the goddess Aphrodite from Cyrene museum, standing Goddess Leda statue

A Small Statue of The Goddess Aphrodite (left), and the Goddess Leda (right).

In Greek mythology the heroine Leda appeared in the myth of Leda and the Swan as the daughter of King Thestius, the wife of Spartan king Tyndareus (a king of Sparta), and the mother of several noble children, including the astrological Gemini twins Castor and Polydeuces. One day she was approached by promiscuous Zeus in the form of a swan and subsequently mated with her and as a result Helen was born.

 

 

the gorgon's head from Cyrene Museumthe head of Zeus in a box where it belongs

The Gorgon's Head (left); Zeus' head (right)

 

Jupiter
Jupiter

 

 

a bust from Cyrene Museum

A bust from the Apollo temple.

 

the Sphinx from Cyrene Museum

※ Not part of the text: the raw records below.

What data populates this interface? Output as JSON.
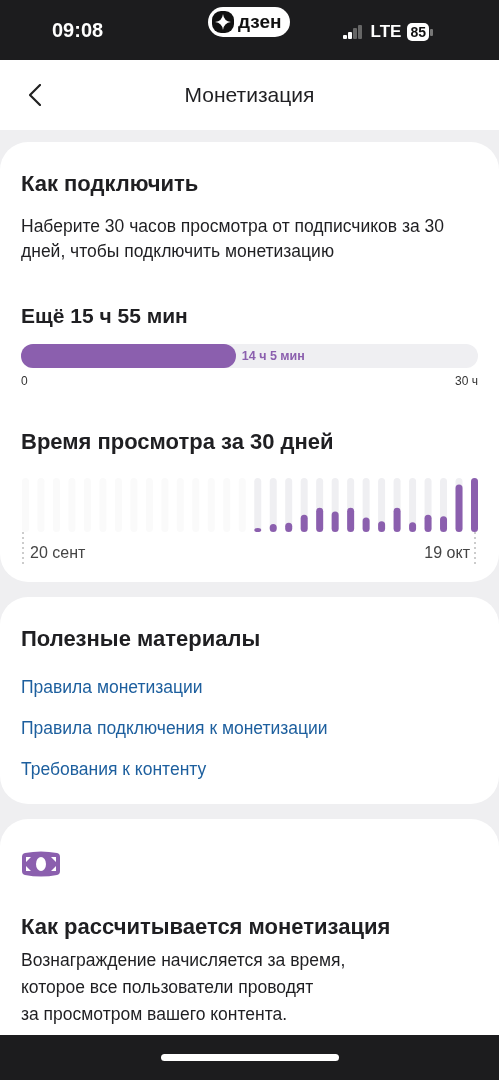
{
  "status_bar": {
    "time": "09:08",
    "app_badge": "дзен",
    "network": "LTE",
    "battery": "85"
  },
  "header": {
    "title": "Монетизация"
  },
  "connect_card": {
    "title": "Как подключить",
    "description": "Наберите 30 часов просмотра от подписчиков за 30 дней, чтобы подключить монетизацию",
    "remaining": "Ещё 15 ч 55 мин",
    "progress": {
      "level": 0.47,
      "value_label": "14 ч 5 мин",
      "min_label": "0",
      "max_label": "30 ч"
    },
    "watch_time": {
      "title": "Время просмотра за 30 дней",
      "start_label": "20 сент",
      "end_label": "19 окт"
    }
  },
  "materials_card": {
    "title": "Полезные материалы",
    "links": [
      "Правила монетизации",
      "Правила подключения к монетизации",
      "Требования к контенту"
    ]
  },
  "info_card": {
    "title": "Как рассчитывается монетизация",
    "text": "Вознаграждение начисляется за время,\nкоторое все пользователи проводят\nза просмотром вашего контента."
  }
}
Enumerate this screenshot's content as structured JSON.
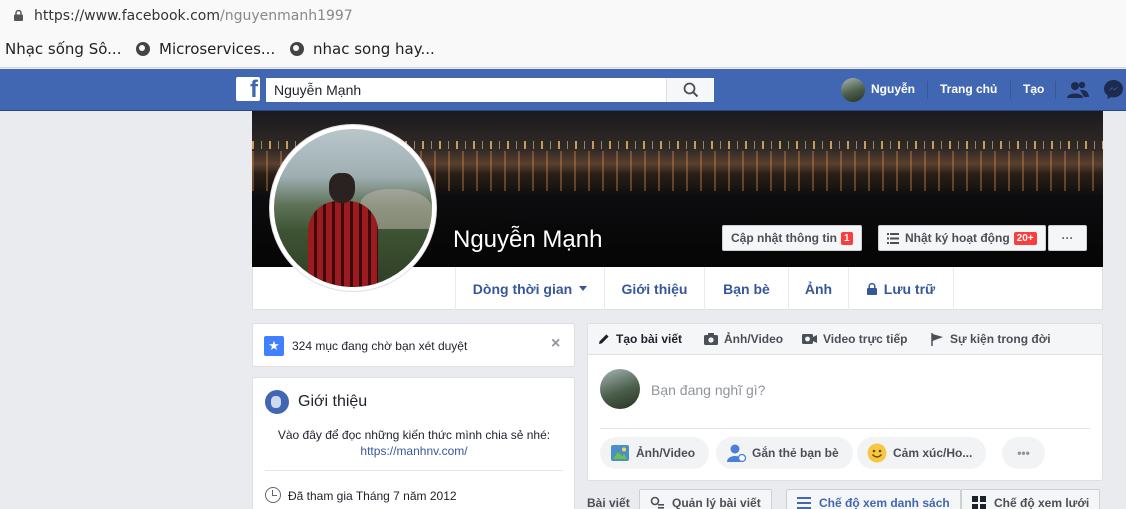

The Naxian Sphinx Goddess. A similar copy of the above statue is also found in Delphi Museum.

 

This mythical sphinx is a   fabulous creature with bird wings, a woman's head, and a lion's body and legs. Despite the nature of its legend, the statue conveys gentleness and compassion. The legend states that the goddess Hera placed the beast before the city of Thebes as a curse. To escape punishment, her would-be victims must answer the famous riddle of the creature that starts walking on four, then on two before ends up on three. When Cedipus replied: Man, who starts crawling on four as a baby, walks on two as an adult, and ends up using a walking stick at an old age, the sphinx extinguished herself and Cedipus became the king of Thebes. Subsequently the people of Naxos gave the sphinx to the Oracle of Delphi (the Apollo sanctuary).

 

 

The Discus Bearer of Cyrene

statue of the discus bearer

The Discus Bearer

 

 

statues of two children from Cyrene sculpture museum

Statues of two children from Cyrene Sculpture Museum.

 

Dionysus

Dionysus statue from Cyrene sculpture museum

Dionysus statue, from Cyrene Sculpture Museum, from the Roman period, and belonging to the type known as "Dionysus of Madrid".